** DATA SHOWN follows **
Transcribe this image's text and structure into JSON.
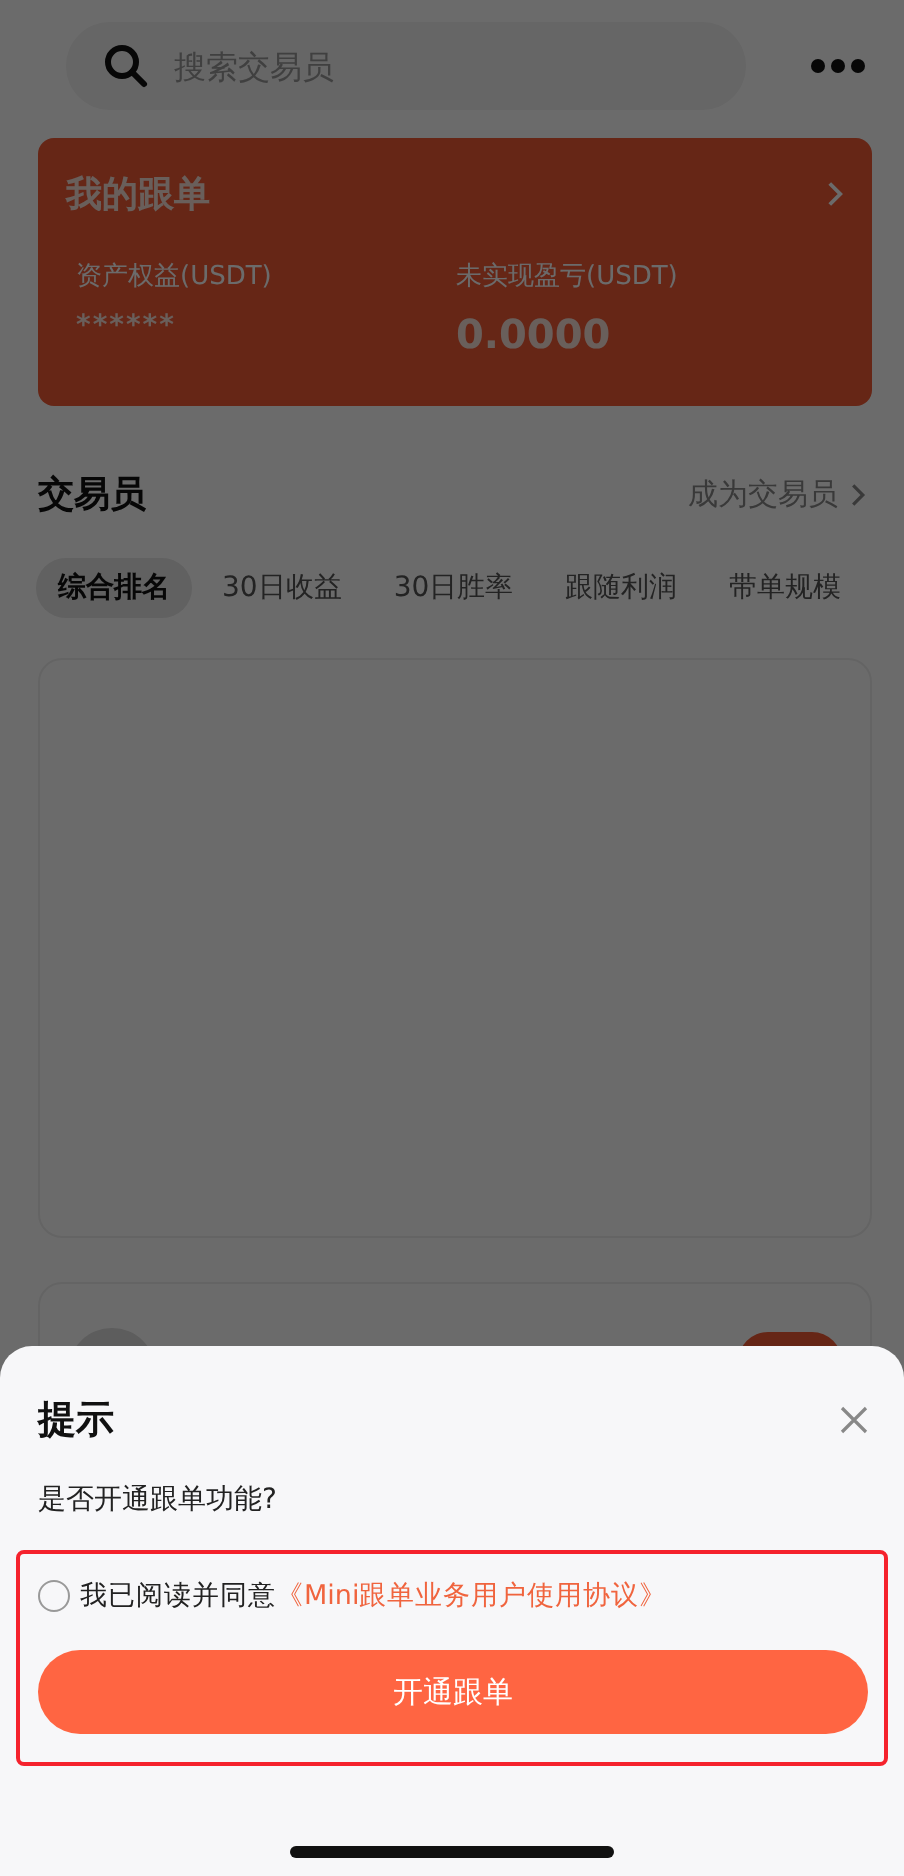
{
  "search": {
    "placeholder": "搜索交易员"
  },
  "my_copy_card": {
    "title": "我的跟单",
    "stats": [
      {
        "label": "资产权益(USDT)",
        "value": "******",
        "kind": "masked"
      },
      {
        "label": "未实现盈亏(USDT)",
        "value": "0.0000",
        "kind": "number"
      }
    ]
  },
  "traders": {
    "title": "交易员",
    "action": "成为交易员"
  },
  "tabs": [
    {
      "label": "综合排名",
      "selected": true
    },
    {
      "label": "30日收益",
      "selected": false
    },
    {
      "label": "30日胜率",
      "selected": false
    },
    {
      "label": "跟随利润",
      "selected": false
    },
    {
      "label": "带单规模",
      "selected": false
    }
  ],
  "dialog": {
    "title": "提示",
    "message": "是否开通跟单功能?",
    "agreement": {
      "checked": false,
      "text": "我已阅读并同意",
      "link": "《Mini跟单业务用户使用协议》"
    },
    "button": "开通跟单"
  }
}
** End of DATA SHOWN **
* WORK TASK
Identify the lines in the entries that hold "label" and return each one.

* WRITTEN SOLUTION
        "label": "资产权益(USDT)",
        "label": "未实现盈亏(USDT)",
      "label": "综合排名",
      "label": "30日收益",
      "label": "30日胜率",
      "label": "跟随利润",
      "label": "带单规模",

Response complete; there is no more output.